I remember many nights of laying in bed and talking myself out of going to the kitchen to get a knife to cut myself. But I had to self-harm, I was going crazy, so I “settled” by hitting myself in the head as hard as I could.

I remember spending two weeks of Turbo’s sixth month of life in bed. In the morning, I’d get him, grab his bottles and diapers, eat enough to sustain me, and crawl back into bed. He was literally the only thing that kept me going.

I remember so many out of body experiences. (This is a form of psychosis.) Two while I was driving. One in particular was scary because it was rush hour traffic and the cars whizzing past me seemed so harmless and far away. I remember telling myself, “Just get off the road. You’ve got to get off the road. Your baby–your entire world–is in this car and he’s depending on you.”

I remember Thanksgiving when my brother came to visit and I had a breakdown of epic proportions and he and the Mister had to pick up the pieces and finish cooking dinner while I slept off the insanity.

I remember dreading the night.

I remember dreading the morning.

When Turbo dropped to two naps a day, things got much better and the postpartum depression cleared. When I got pregnant this time, I had a plan. After Nugget was born, it took two weeks for me to get up to a viable dosage of my multivitamin, and in that time I could see that my postpartum was on a path to be much worse this time. But then I started taking enough, and the world was a brighter place. I still cry from time to time, because being a mom is hard, and newborns are really, really hard, but it’s not the same. I’m still tired, but it’s not the same. No more desires to run away. No more thinking I hate being a mom. No more dreading each coming day. I’m not happy every moment, and my body has readjusted so bipolar depression is hanging around the fringes waiting to pounce. But I am sane. I am mostly balanced–and when I’m not, I can get back in balance fairly easily.

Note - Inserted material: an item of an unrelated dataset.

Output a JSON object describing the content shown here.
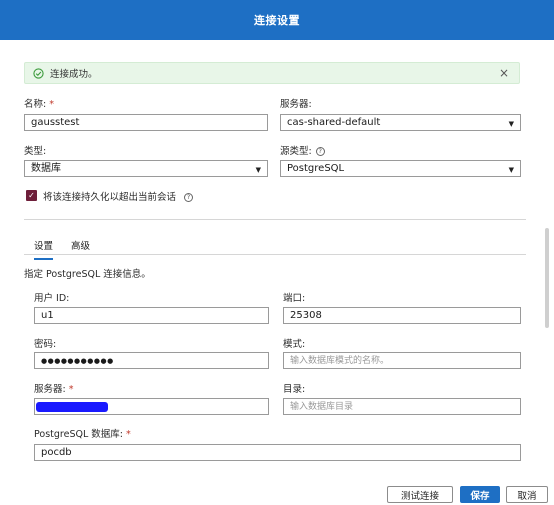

I love my children. I love being a mother. I’m not happy every moment, but there’s a bud of ever-present joy nestled in my heart.